Landfills release large amounts of hazardous and otherwise harmful chemicals into the surrounding air and water. These releases contain a wide variety of potential carcinogens and toxic chemicals, which are a threat to public health.
Exposure to landfill contaminants can be through direct contact (occupational workers), inhalation, or ingestion of contaminated air, food, or water. Contaminated drinking water has been an established source of exposure in many studies, revealing links between congenital malformations, low birth weight, prematurity, and child growth. A number of studies revealed that there is a higher risk of developing stomach, stomach, liver, lung, cervix and prostate cancers. In a multi-site study in New York, a 12% increased risk of congenital malformations in children born to families within one mile of hazardous waste sites was discovered.
Landfills also create considerable impacts on land value, degradation, and availability. Multiple hazards are likely the cause, and researchers revealed that in Cleveland, Ohio, 40% of participants to their survey reported odor and unattractiveness as the most severe nuisance while 35% reported about the toxic water runoff and methane gas emission, leading to a 5.5-7.3% market value decrease.

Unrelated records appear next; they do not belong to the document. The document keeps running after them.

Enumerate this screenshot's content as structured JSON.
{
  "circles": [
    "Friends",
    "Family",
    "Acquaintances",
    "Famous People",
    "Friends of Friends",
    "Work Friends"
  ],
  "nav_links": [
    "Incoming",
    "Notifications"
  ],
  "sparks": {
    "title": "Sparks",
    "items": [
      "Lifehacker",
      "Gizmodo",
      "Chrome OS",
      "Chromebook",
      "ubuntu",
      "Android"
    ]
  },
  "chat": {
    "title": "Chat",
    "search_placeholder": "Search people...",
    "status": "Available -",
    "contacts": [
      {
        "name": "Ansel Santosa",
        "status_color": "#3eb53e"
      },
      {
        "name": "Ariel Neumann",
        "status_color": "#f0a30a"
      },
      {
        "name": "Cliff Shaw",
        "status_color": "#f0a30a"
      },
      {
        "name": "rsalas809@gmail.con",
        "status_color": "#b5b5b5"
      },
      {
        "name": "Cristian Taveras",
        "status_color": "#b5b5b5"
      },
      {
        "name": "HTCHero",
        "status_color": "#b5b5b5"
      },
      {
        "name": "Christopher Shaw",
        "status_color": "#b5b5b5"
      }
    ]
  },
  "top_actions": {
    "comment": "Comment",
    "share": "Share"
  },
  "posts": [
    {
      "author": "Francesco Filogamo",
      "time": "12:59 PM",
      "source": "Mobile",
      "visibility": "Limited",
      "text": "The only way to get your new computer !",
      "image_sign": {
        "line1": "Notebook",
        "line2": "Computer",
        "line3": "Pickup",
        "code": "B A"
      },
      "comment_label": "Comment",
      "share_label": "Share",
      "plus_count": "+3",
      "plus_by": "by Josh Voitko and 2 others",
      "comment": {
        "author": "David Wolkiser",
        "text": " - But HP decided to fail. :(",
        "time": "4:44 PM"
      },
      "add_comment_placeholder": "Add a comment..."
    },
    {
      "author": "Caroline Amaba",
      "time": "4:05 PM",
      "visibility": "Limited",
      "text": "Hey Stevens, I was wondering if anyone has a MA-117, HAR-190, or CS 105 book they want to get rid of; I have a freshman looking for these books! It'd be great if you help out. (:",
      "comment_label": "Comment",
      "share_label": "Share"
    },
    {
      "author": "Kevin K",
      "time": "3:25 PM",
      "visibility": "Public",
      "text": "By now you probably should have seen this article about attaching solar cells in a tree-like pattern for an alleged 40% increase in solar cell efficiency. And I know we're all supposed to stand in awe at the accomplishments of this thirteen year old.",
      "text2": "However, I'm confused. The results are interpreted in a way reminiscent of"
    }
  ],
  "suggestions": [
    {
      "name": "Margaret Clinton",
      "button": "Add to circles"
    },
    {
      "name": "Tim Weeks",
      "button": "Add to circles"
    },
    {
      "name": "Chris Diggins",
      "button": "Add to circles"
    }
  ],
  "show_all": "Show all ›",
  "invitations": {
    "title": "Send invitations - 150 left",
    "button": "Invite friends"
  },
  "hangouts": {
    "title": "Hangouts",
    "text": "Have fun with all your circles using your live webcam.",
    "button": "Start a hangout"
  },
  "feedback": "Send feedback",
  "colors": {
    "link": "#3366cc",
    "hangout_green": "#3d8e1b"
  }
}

Landfills are also directly linked to climate change, because carbon dioxide and methane are the primary constituents of landfill gas. These greenhouse gasses are of global significance, and modeling shows that landfills are a main contributor. In addition to accelerating climate change, these gasses have significant effects on plants, animals, and entire ecosystems, because they cause the displacement of oxygen from soil. This results in the decline of soil faunal populations, vegetation, burrowing animals, and soil health. As a state that economically relies on agriculture, optimizing soil health should be of high priority for Georgians.
Placement of these landfills has historically been intertwined with environmental justice. Nationally, marginalized groups are disproportionately affected by waste. The study by Dr. Robert Bullard, father of environmental justice, found race is the best predictor of where commercial hazardous waste facilities are located. African Americans and other people of color makeup 56% of those living in neighborhoods within two miles of commercial hazardous waste facilities, people of color make up 69% of those living near commercial hazardous waste facilities, and people of color are more concentrated in areas with commercial hazardous sites in 2007 than in 1987.
Georgia ranks 7th for number of landfill gas energy projects and municipal solid waste landfills in the United States. Research shows that the landfills create significant impacts on global warming, ecosystems, ground and surface water, human health, land value, and land availability. Therefore, in order to minimize the potential health risk and environmental burden of landfills, efforts should be made to support superfund cleanup efforts; minimize waste; support proper waste disposal legislation, such as for coal ash; and support transparent landfill placement processes.